Items from an interface collection:

◇ ◇ ◇

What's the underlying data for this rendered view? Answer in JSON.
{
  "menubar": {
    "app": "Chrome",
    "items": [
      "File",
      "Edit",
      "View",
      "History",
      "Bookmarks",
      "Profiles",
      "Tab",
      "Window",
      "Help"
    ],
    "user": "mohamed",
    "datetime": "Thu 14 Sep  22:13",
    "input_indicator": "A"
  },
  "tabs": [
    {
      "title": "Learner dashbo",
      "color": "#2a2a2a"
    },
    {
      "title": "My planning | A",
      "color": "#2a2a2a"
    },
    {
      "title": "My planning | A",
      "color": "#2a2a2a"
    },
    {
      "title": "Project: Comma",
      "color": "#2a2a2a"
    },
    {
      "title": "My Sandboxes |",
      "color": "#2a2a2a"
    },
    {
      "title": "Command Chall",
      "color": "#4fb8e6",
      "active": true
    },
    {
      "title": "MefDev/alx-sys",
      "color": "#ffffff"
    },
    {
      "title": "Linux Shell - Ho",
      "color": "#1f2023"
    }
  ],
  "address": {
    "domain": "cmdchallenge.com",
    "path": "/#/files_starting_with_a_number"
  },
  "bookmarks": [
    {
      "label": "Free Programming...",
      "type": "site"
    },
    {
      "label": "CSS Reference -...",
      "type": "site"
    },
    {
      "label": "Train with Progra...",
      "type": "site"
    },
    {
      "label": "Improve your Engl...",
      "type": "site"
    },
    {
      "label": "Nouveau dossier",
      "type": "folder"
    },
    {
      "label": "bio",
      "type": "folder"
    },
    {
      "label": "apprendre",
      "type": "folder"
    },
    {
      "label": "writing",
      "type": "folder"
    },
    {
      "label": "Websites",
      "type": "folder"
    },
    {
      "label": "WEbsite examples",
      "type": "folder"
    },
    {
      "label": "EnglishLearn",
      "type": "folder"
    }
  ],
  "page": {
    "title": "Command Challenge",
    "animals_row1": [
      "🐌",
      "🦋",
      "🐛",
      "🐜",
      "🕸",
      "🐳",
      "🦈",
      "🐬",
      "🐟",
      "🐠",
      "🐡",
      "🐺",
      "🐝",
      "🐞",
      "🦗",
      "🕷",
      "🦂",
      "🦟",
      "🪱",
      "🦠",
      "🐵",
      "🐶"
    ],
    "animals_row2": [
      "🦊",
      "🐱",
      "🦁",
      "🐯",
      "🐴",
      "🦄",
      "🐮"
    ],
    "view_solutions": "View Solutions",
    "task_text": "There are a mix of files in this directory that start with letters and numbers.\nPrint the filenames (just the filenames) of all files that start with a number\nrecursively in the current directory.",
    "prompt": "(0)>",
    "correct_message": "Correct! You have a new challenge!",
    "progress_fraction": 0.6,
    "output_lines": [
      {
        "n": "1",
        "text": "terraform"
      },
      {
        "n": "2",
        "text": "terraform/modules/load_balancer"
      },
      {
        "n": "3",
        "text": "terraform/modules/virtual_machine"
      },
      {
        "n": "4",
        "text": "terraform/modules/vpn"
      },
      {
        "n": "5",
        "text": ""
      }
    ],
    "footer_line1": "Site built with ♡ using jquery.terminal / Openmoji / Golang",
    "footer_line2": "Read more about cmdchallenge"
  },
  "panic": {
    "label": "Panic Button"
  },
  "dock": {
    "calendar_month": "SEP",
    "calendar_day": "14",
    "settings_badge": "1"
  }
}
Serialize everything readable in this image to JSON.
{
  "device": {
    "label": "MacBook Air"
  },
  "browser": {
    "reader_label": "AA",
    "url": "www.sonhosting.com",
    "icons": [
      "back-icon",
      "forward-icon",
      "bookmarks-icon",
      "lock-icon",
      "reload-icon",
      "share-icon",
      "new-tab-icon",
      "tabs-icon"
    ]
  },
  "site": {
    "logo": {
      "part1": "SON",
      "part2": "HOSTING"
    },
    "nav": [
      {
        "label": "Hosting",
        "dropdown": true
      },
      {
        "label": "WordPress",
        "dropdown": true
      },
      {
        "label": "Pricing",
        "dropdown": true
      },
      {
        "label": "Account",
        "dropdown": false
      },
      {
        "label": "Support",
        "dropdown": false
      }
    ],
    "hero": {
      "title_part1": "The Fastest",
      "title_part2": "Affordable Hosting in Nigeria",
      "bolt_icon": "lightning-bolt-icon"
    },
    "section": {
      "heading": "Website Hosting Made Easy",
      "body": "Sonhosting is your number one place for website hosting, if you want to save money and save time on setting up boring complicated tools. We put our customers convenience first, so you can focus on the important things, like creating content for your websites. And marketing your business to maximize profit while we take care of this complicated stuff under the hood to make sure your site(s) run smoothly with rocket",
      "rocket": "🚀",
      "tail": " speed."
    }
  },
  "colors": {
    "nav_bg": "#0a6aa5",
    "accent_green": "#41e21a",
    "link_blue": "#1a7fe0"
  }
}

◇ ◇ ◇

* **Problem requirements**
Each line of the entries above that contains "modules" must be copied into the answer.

* **Response to the task**
        "text": "terraform/modules/load_balancer"
        "text": "terraform/modules/virtual_machine"
        "text": "terraform/modules/vpn"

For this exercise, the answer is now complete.